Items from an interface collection
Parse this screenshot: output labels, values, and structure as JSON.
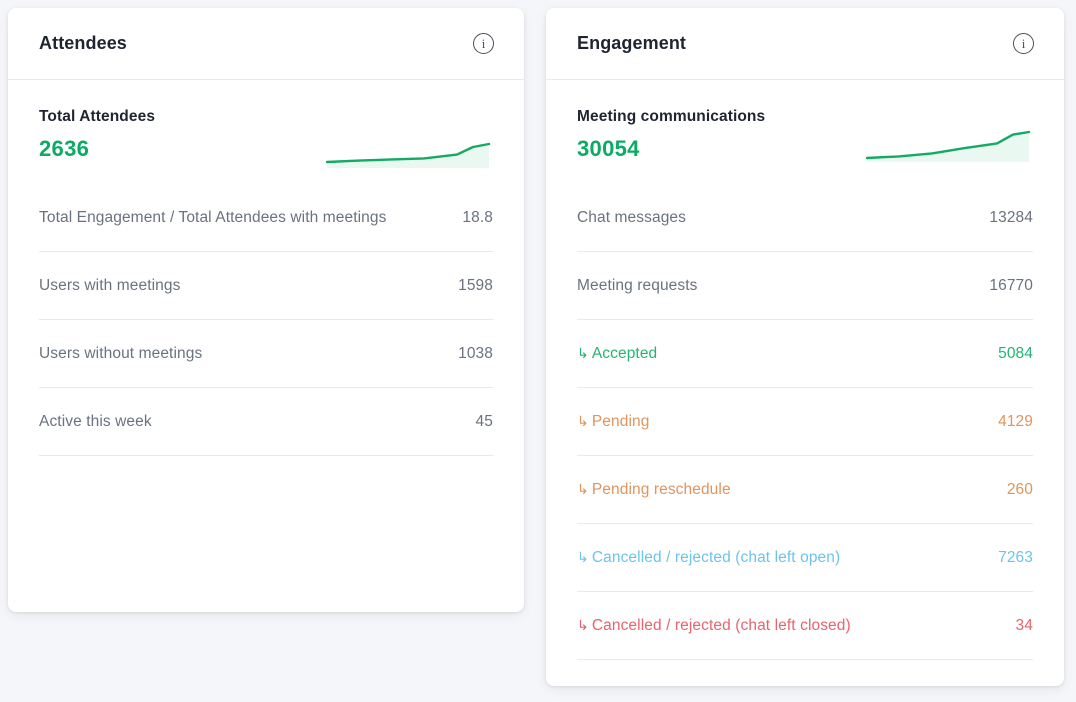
{
  "cards": [
    {
      "title": "Attendees",
      "info_icon": "info-circle-icon",
      "summary": {
        "label": "Total Attendees",
        "value": "2636",
        "value_color": "#0cab64"
      },
      "sparkline": {
        "stroke": "#15a964",
        "fill": "#e9f8f0",
        "points": [
          4,
          40,
          36,
          38.6,
          69,
          37.4,
          101,
          36.4,
          134,
          32.6,
          150,
          25,
          166,
          22
        ]
      },
      "rows": [
        {
          "label": "Total Engagement / Total Attendees with meetings",
          "value": "18.8",
          "color": "#6a7280",
          "arrow": ""
        },
        {
          "label": "Users with meetings",
          "value": "1598",
          "color": "#6a7280",
          "arrow": ""
        },
        {
          "label": "Users without meetings",
          "value": "1038",
          "color": "#6a7280",
          "arrow": ""
        },
        {
          "label": "Active this week",
          "value": "45",
          "color": "#6a7280",
          "arrow": ""
        }
      ]
    },
    {
      "title": "Engagement",
      "info_icon": "info-circle-icon",
      "summary": {
        "label": "Meeting communications",
        "value": "30054",
        "value_color": "#0cab64"
      },
      "sparkline": {
        "stroke": "#15a964",
        "fill": "#e9f8f0",
        "points": [
          4,
          42,
          36,
          40.4,
          69,
          37.4,
          101,
          32.2,
          134,
          27.4,
          150,
          18.6,
          166,
          16
        ]
      },
      "rows": [
        {
          "label": "Chat messages",
          "value": "13284",
          "color": "#6a7280",
          "arrow": ""
        },
        {
          "label": "Meeting requests",
          "value": "16770",
          "color": "#6a7280",
          "arrow": ""
        },
        {
          "label": "Accepted",
          "value": "5084",
          "color": "#22b573",
          "arrow": "↳"
        },
        {
          "label": "Pending",
          "value": "4129",
          "color": "#e0945f",
          "arrow": "↳"
        },
        {
          "label": "Pending reschedule",
          "value": "260",
          "color": "#e0945f",
          "arrow": "↳"
        },
        {
          "label": "Cancelled / rejected (chat left open)",
          "value": "7263",
          "color": "#6ec4e8",
          "arrow": "↳"
        },
        {
          "label": "Cancelled / rejected (chat left closed)",
          "value": "34",
          "color": "#e8636d",
          "arrow": "↳"
        }
      ]
    }
  ]
}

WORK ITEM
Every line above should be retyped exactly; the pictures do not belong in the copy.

SOLUTION FOR THIS PROBLEM
Parse this screenshot: output labels, values, and structure as JSON.
{
  "cards": [
    {
      "title": "Attendees",
      "info_icon": "info-circle-icon",
      "summary": {
        "label": "Total Attendees",
        "value": "2636",
        "value_color": "#0cab64"
      },
      "sparkline": {
        "stroke": "#15a964",
        "fill": "#e9f8f0",
        "points": [
          4,
          40,
          36,
          38.6,
          69,
          37.4,
          101,
          36.4,
          134,
          32.6,
          150,
          25,
          166,
          22
        ]
      },
      "rows": [
        {
          "label": "Total Engagement / Total Attendees with meetings",
          "value": "18.8",
          "color": "#6a7280",
          "arrow": ""
        },
        {
          "label": "Users with meetings",
          "value": "1598",
          "color": "#6a7280",
          "arrow": ""
        },
        {
          "label": "Users without meetings",
          "value": "1038",
          "color": "#6a7280",
          "arrow": ""
        },
        {
          "label": "Active this week",
          "value": "45",
          "color": "#6a7280",
          "arrow": ""
        }
      ]
    },
    {
      "title": "Engagement",
      "info_icon": "info-circle-icon",
      "summary": {
        "label": "Meeting communications",
        "value": "30054",
        "value_color": "#0cab64"
      },
      "sparkline": {
        "stroke": "#15a964",
        "fill": "#e9f8f0",
        "points": [
          4,
          42,
          36,
          40.4,
          69,
          37.4,
          101,
          32.2,
          134,
          27.4,
          150,
          18.6,
          166,
          16
        ]
      },
      "rows": [
        {
          "label": "Chat messages",
          "value": "13284",
          "color": "#6a7280",
          "arrow": ""
        },
        {
          "label": "Meeting requests",
          "value": "16770",
          "color": "#6a7280",
          "arrow": ""
        },
        {
          "label": "Accepted",
          "value": "5084",
          "color": "#22b573",
          "arrow": "↳"
        },
        {
          "label": "Pending",
          "value": "4129",
          "color": "#e0945f",
          "arrow": "↳"
        },
        {
          "label": "Pending reschedule",
          "value": "260",
          "color": "#e0945f",
          "arrow": "↳"
        },
        {
          "label": "Cancelled / rejected (chat left open)",
          "value": "7263",
          "color": "#6ec4e8",
          "arrow": "↳"
        },
        {
          "label": "Cancelled / rejected (chat left closed)",
          "value": "34",
          "color": "#e8636d",
          "arrow": "↳"
        }
      ]
    }
  ]
}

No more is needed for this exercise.